(Task details) The entries are to be repeated in full, without any change.

==== Data extract ====

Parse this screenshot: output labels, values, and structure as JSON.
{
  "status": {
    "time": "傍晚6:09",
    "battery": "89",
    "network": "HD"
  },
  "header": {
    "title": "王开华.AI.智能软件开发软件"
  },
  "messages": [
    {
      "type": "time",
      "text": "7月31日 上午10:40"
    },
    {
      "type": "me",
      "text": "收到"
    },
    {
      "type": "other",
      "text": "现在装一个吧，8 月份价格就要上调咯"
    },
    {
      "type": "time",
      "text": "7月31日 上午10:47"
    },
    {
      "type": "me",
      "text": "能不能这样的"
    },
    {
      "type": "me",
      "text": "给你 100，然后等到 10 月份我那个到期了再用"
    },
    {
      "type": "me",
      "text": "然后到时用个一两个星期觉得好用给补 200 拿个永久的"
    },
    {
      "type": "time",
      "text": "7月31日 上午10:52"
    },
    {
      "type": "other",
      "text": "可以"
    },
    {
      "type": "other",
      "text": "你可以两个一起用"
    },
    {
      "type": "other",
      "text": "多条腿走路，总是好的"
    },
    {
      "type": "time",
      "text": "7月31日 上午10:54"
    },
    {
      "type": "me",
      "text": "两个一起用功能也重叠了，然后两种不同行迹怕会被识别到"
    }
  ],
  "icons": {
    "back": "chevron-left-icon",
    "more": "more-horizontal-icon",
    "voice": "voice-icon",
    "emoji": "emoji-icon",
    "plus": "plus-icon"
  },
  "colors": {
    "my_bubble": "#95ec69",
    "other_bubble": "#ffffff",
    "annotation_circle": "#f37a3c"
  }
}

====

(Your solution)
Parse this screenshot: output labels, values, and structure as JSON.
{
  "status": {
    "time": "傍晚6:09",
    "battery": "89",
    "network": "HD"
  },
  "header": {
    "title": "王开华.AI.智能软件开发软件"
  },
  "messages": [
    {
      "type": "time",
      "text": "7月31日 上午10:40"
    },
    {
      "type": "me",
      "text": "收到"
    },
    {
      "type": "other",
      "text": "现在装一个吧，8 月份价格就要上调咯"
    },
    {
      "type": "time",
      "text": "7月31日 上午10:47"
    },
    {
      "type": "me",
      "text": "能不能这样的"
    },
    {
      "type": "me",
      "text": "给你 100，然后等到 10 月份我那个到期了再用"
    },
    {
      "type": "me",
      "text": "然后到时用个一两个星期觉得好用给补 200 拿个永久的"
    },
    {
      "type": "time",
      "text": "7月31日 上午10:52"
    },
    {
      "type": "other",
      "text": "可以"
    },
    {
      "type": "other",
      "text": "你可以两个一起用"
    },
    {
      "type": "other",
      "text": "多条腿走路，总是好的"
    },
    {
      "type": "time",
      "text": "7月31日 上午10:54"
    },
    {
      "type": "me",
      "text": "两个一起用功能也重叠了，然后两种不同行迹怕会被识别到"
    }
  ],
  "icons": {
    "back": "chevron-left-icon",
    "more": "more-horizontal-icon",
    "voice": "voice-icon",
    "emoji": "emoji-icon",
    "plus": "plus-icon"
  },
  "colors": {
    "my_bubble": "#95ec69",
    "other_bubble": "#ffffff",
    "annotation_circle": "#f37a3c"
  }
}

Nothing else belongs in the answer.